And then there's poor Jim Carrey at the center, working his ass off trying to entertain in this hopelessly PG environment. There's one moment at the end of the film where he busts into a court in slow motion that is genuinely funny. Other than that, you'd be lucky to go five minutes straight with a smirk on your face. I saved most of my bile for the penguins themselves, who don't actually do anything in the course of the film to make us love, or even like, them. I don't have anything against penguins, but this lot didn't inspire me to want to care about them in the slightest. I get frustrated with films where adults act like idiots, children act like adults (apparently all kids do is storm out of one room and into another), and animals act like animals, and Mr. Popper's Penguins has all three. This movie blows ice chunks.

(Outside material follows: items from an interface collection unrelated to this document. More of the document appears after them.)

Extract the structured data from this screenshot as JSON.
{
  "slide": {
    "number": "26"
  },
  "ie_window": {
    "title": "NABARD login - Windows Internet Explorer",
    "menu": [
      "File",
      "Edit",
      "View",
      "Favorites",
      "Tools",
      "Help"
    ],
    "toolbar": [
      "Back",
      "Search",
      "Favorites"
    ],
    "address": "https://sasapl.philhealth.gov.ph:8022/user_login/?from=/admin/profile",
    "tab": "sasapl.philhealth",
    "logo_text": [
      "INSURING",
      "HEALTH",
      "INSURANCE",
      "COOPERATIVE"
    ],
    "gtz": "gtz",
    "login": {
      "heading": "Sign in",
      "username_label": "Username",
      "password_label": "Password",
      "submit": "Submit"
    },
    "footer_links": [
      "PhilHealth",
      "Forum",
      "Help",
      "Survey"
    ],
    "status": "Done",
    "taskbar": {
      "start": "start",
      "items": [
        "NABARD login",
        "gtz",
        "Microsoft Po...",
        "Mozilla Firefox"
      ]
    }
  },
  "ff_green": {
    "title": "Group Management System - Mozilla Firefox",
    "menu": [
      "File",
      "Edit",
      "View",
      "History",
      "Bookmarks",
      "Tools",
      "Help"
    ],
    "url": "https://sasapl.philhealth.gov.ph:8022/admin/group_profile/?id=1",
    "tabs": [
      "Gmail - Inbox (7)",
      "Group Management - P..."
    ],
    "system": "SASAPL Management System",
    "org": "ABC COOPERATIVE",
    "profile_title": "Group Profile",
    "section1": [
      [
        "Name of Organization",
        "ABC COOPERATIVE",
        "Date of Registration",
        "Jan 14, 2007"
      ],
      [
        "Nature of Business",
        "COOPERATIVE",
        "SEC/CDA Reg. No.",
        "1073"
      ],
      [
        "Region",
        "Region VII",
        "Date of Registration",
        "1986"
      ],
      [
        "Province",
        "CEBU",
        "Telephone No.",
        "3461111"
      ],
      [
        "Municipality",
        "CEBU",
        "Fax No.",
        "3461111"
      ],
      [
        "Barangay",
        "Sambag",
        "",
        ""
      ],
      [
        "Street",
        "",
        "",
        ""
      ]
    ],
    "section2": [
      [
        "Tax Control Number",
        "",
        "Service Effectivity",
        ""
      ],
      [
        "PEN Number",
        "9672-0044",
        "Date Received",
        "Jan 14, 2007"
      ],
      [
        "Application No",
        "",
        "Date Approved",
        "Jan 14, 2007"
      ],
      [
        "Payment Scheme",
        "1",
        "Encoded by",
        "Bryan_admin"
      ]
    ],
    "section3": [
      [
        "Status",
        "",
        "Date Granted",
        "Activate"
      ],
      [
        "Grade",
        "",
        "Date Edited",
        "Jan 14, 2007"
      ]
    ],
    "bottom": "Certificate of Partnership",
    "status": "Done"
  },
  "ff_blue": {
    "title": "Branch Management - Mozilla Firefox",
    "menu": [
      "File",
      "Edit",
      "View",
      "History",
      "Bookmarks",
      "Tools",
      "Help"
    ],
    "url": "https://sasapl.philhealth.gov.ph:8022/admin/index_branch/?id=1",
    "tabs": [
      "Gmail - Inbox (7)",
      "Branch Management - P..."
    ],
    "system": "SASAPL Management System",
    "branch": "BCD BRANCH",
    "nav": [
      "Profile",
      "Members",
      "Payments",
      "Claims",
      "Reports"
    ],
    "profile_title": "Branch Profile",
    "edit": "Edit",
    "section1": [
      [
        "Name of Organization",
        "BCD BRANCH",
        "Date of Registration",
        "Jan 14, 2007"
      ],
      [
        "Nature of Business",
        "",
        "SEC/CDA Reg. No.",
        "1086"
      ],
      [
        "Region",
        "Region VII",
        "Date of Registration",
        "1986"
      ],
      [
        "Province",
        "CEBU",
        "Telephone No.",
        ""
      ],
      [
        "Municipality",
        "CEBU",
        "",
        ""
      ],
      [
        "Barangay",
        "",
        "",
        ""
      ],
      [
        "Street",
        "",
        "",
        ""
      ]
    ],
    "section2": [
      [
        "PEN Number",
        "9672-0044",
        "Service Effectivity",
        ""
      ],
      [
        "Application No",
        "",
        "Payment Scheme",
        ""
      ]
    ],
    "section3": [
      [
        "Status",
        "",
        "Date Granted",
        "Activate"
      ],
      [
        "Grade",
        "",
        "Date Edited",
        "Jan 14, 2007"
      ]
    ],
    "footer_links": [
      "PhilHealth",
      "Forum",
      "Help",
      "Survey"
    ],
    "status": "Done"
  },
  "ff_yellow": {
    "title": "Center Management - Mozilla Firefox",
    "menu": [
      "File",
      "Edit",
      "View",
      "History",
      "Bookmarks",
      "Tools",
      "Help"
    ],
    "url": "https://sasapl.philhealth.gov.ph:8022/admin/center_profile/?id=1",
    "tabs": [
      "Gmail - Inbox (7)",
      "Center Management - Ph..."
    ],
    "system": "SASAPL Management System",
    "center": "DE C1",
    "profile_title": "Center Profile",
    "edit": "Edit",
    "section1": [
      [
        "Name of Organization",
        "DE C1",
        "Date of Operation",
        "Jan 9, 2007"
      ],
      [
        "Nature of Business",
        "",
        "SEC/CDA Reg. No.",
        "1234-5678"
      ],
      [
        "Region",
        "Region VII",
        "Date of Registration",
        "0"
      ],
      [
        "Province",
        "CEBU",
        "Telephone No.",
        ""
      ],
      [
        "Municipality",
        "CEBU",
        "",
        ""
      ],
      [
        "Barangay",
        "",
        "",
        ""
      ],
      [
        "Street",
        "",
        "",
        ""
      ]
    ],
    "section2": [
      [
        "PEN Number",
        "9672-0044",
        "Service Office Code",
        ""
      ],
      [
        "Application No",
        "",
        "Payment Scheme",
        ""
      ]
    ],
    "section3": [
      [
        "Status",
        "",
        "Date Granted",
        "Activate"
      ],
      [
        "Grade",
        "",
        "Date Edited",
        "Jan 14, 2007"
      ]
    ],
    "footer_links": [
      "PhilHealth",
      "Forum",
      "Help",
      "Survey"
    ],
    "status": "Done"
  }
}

I originally saw director Michael Winterbottom's marvelous The Trip, starring Steve Coogan and Rob Brydon, as part of the Gene Siskel Film Center's great European Union Film Festival back in March. The film actually began life as a six-part, three-hour British television miniseries (cut down to 107 minutes for the film), with the leads playing versions of themselves, picking up the banter-heavy roles they played in Winterbottom's Tristram Shandy several years back.
In The Trip, Coogan is hired by a newspaper to tour the Lake District and review local restaurants. When his girlfriend Mischa (Margo Stilley) backs out at the last minute, Coogan invites his old friend Brydon to accompany him, and the movie is essentially a series of extended conversations during which the pair of brilliant comic actors engage in dueling impersonations and one-upping each other's reviews and popularity. Coogan takes on the persona of the more famous but most insecure, while Brydon has an easy-going nature with a laser-sharp way of stinging Coogan's weaknesses. It never gets old.

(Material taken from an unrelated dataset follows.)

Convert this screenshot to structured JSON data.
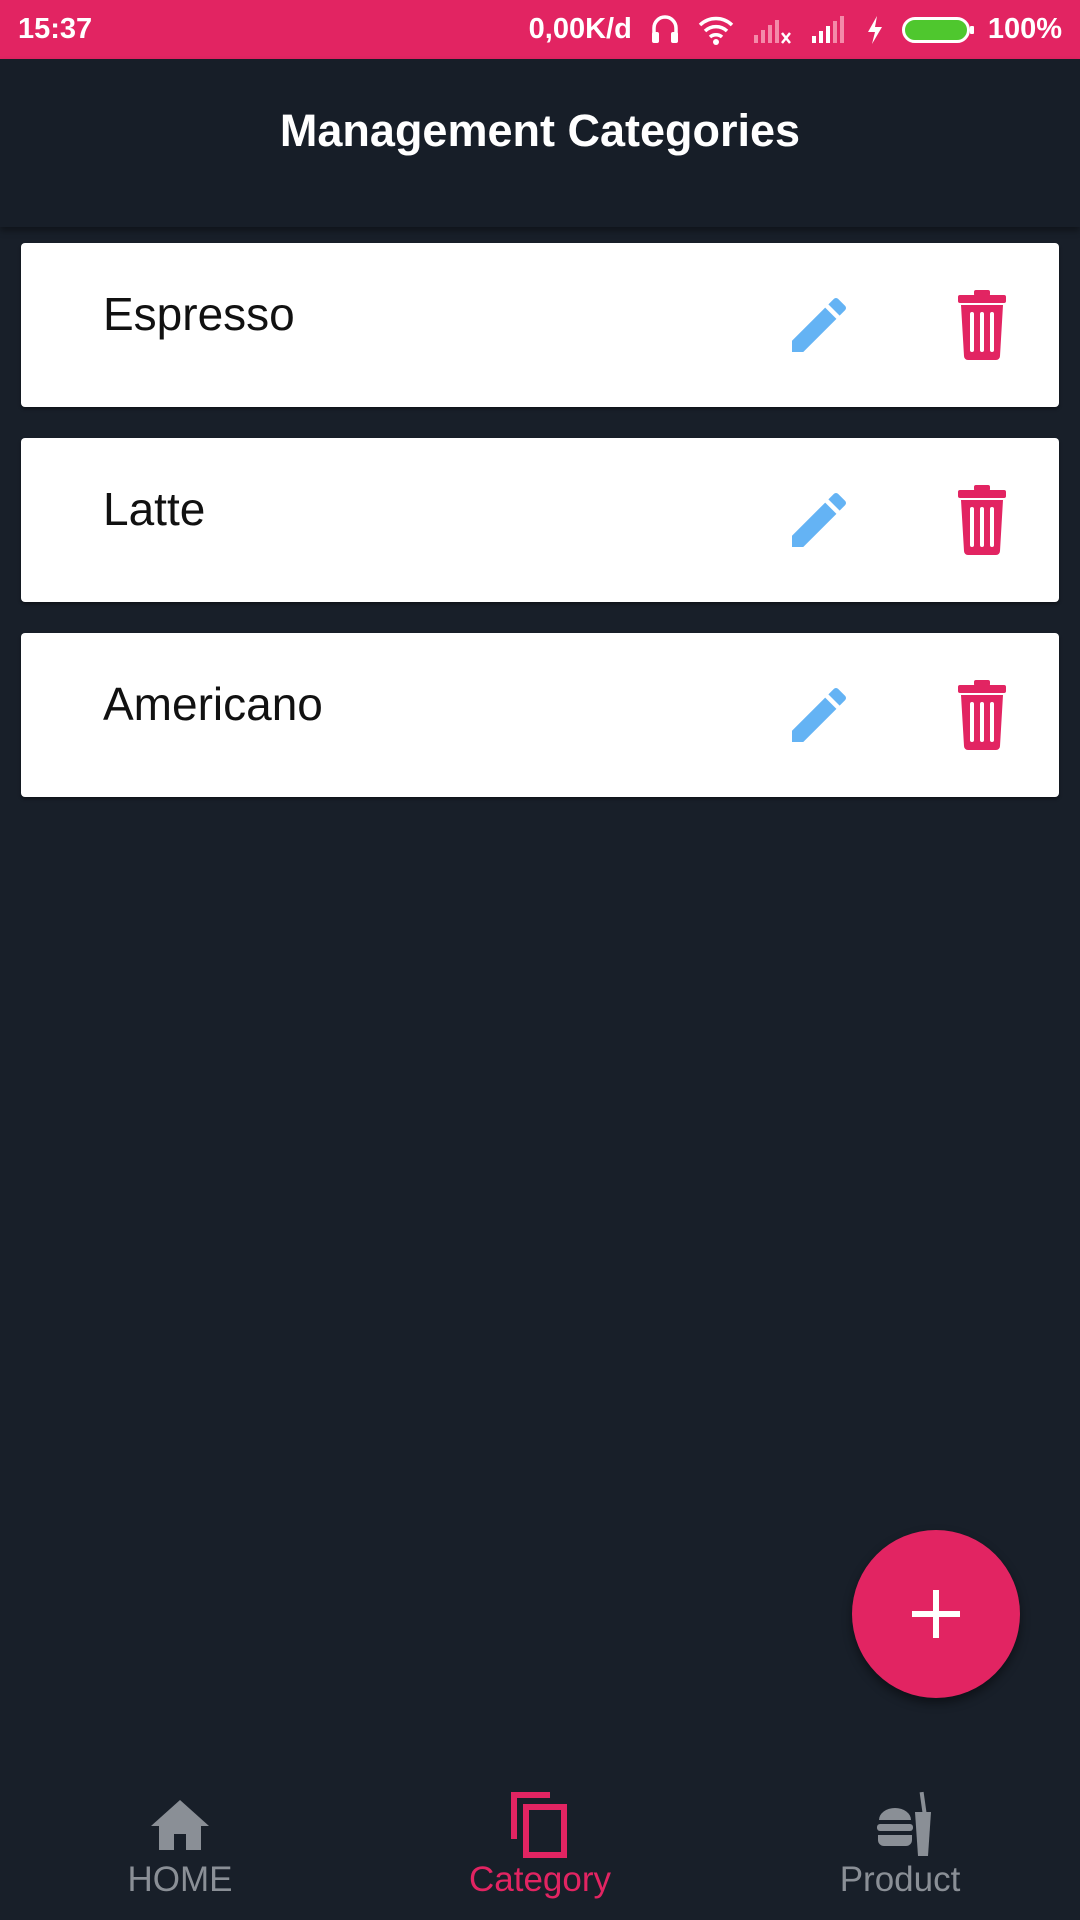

The aspect of the film that most have (rightfully) focused on are the impersonations, in particular the dueling Michael Caines that pop up throughout the film. But there are other voices that Brydon, especially, absolutely nails, with Coogan not far behind. But the pair also talk about all manner of pointless topics, all of which they make interesting and engrossing. I loved that Coogan is deeply concerned that his girlfriend is cheating on him during a trip to America, but he never misses an opportunity to bed local beauties at each quaint hotel at which they stop on their journey. Meanwhile Brydon is ever-faithful to his wife (Claire Keelan) at home, the willing victim of his harmlessly perverted calls at night.
The Trip is a hilarious celebration of the dying art of conversation. Winterbottom never ceases to surprise and impress me, to go from last year's disturbing The Killer Inside Me to this film in one year would make most directors' heads snap, but Winterbottom does this all the time in a never-ending mission to not repeat himself. Coogan and Brydon are almost too good in their performances, to the point where I firmly believe that they communicate like this all the time, and the only difference here is that someone filmed them. Sometimes wicked and cruel, but also funny and entertaining, The Trip is a fantastic comedy of manners, with two of Britain's finest voices at the center. It opens today at the Landmark Century Center Cinema.

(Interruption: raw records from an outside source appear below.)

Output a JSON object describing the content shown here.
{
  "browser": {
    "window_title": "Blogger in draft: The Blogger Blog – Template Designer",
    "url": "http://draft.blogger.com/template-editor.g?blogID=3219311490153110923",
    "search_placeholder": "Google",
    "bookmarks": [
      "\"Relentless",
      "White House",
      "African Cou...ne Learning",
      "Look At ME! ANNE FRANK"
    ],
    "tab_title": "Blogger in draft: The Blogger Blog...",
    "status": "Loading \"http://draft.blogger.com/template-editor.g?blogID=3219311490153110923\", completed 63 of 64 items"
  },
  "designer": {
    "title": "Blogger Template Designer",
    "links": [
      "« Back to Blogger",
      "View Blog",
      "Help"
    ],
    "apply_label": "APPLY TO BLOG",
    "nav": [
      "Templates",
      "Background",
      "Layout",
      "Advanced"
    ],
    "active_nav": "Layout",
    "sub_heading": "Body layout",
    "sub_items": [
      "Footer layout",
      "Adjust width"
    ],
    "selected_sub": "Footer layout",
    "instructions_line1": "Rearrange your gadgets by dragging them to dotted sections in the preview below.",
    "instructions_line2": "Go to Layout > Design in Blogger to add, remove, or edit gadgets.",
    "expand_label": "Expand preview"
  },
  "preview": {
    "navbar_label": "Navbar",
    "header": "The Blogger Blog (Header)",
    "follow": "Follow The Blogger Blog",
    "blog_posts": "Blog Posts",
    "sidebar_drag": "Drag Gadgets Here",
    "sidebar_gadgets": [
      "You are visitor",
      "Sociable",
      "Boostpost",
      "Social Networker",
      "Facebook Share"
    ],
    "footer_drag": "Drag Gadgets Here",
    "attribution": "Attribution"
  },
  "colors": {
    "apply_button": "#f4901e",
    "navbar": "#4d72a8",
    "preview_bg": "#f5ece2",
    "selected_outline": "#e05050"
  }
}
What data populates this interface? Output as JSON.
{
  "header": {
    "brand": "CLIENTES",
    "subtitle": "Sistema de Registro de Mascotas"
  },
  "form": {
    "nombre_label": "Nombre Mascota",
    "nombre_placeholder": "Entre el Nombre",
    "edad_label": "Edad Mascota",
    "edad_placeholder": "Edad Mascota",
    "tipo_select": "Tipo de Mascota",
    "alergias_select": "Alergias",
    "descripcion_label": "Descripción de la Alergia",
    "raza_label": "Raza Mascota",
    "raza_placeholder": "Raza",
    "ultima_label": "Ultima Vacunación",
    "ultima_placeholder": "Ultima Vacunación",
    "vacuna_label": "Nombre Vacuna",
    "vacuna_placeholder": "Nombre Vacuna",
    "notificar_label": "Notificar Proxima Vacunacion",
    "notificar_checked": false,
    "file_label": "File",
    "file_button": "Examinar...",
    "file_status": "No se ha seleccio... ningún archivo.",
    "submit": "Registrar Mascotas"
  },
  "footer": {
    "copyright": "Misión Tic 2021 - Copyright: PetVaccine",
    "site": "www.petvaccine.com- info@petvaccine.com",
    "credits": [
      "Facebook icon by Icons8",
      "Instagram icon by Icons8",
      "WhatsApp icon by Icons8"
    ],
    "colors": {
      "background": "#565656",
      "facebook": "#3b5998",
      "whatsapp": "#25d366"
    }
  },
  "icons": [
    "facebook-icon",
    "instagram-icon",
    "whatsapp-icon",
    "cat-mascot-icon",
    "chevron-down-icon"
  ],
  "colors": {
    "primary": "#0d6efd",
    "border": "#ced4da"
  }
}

Just Like Us
My first exposure to the comedy of Egyptian-American Ahmed Ahmed was as part of Vince Vaughn's Wild West Comedy Show, in which he was one of four very funny comics that took part in a whirlwind tour of the States. Taking a page from that format, Ahmed films his travels through the Middle East with a handful of other comics (both North American and Arab born) doing their routines in English to audiences in Dubai, Lebanon, Saudi Arabia and Egypt to crowds ranging in size from a few hundred to several thousand.
Credited also as director, Ahmed's mission seems to be to show the universality of experiences and how many topics in comedy translate easily across cultures. Some of the more fascinating material in Just Like Us has to do with the restrictions or lack of restrictions (depending on the country) the comics had to work under, and how often they broke the rules. One of the more fascinating aspects of the movie is the presence of Whitney Cummings, whose participation in this tour made her the first American woman to ever perform live in Dubai. Ahmed wisely spends more time following the comics' adventures off stage as they make their way through the various regions getting to know the people. One of the best and most heartfelt moments involves the director visiting his adoring family in Egypt, a reunion that clearly doesn't happen often enough.
Just Like Us opens with on-the-street interviews with random Americans being asked if they know the difference between Arabs and Muslims, with the responses being exactly what you'd think they'd be. In the end, I think the film would like those who see it to at least be able to answer that question. Once we get past that point, the conversation should get a whole lot more interesting, and Just Like Us is a great first step and tearing down a few boundaries and prejudices. It never forgets to be funny, but it also never loses sight of its message. Hey, just because public entertainment of any kind is forbidden in some of these countries doesn't mean they don't know how to laugh. The film opens today at the Landmark Century Center Cinema.
As a special treat, filmmaker/comedian Ahmed Ahmed will appear in person at the Landmark on Friday, June 17 after the 7pm showing for an audience Q&A that I'll be moderating. Hope to see you there.
Le Quattro Volte
I think I can say with almost no hesitation that you have never seen a documentary like Le Quattro Volte, which opens today at the Music Box Theatre. Acclaimed at every festival it has played (Cannes, Telluride, Toronto, etc.), this film set in the Italian region of Calabria follows the lives of the people and animals (no joke). In this contemplative marvel, we meet an elderly shepherd (Giuseppe Fuda) tending to his goats. The old man has a persistent cough and a dog, both of which provide some of the only sound we have in this movie. Unveiling itself with no dialogue or narrative structure, the movie is more of a series of scenes that, when seen one after the other, give us a comprehensive experience of being a part of this isolated mountain area.
The press notes for Le Quattro Volte call it a docu-essay, and I guess that works if you need to call it something. But that doesn't really give you a sense of how involved you get in the smallest dramas. For example, a baby goat strays from the flock because that's what baby goats do. It gets lost and calls out desperately for its mother as the day turns to night. It's agonizing to watch whether or not he'll find the flock again. Director Michelangelo Frammartino structures his work in such a way that we find value and meaning and levels of fascination in the smallest things. The life of a single fir tree, cut down for a festival in the village, is one of the more remarkable journeys I've ever seen.
I will absolutely warn you that those of you addicted to more typical summer offerings may be bored out of your skull with this movie. But for those of you who like a little peace and quiet between your explosion-filled sequels, you may find Le Quattro Volte something astonishing. The images are stunning, the faces unforgettable, and the journey is the stuff of life. I got just as much fulfillment out of this film concerning the cyclical path that life has always taken us on as I did watching The Tree of Life, only this film doesn't have dinosaurs, I'm sorry to say. The events depicted in this movie are a microcosm of the rest of the world, and I was endlessly transfixed by them. Not for everyone, but if you're in need of a little soul enrichment, this is the movie for you.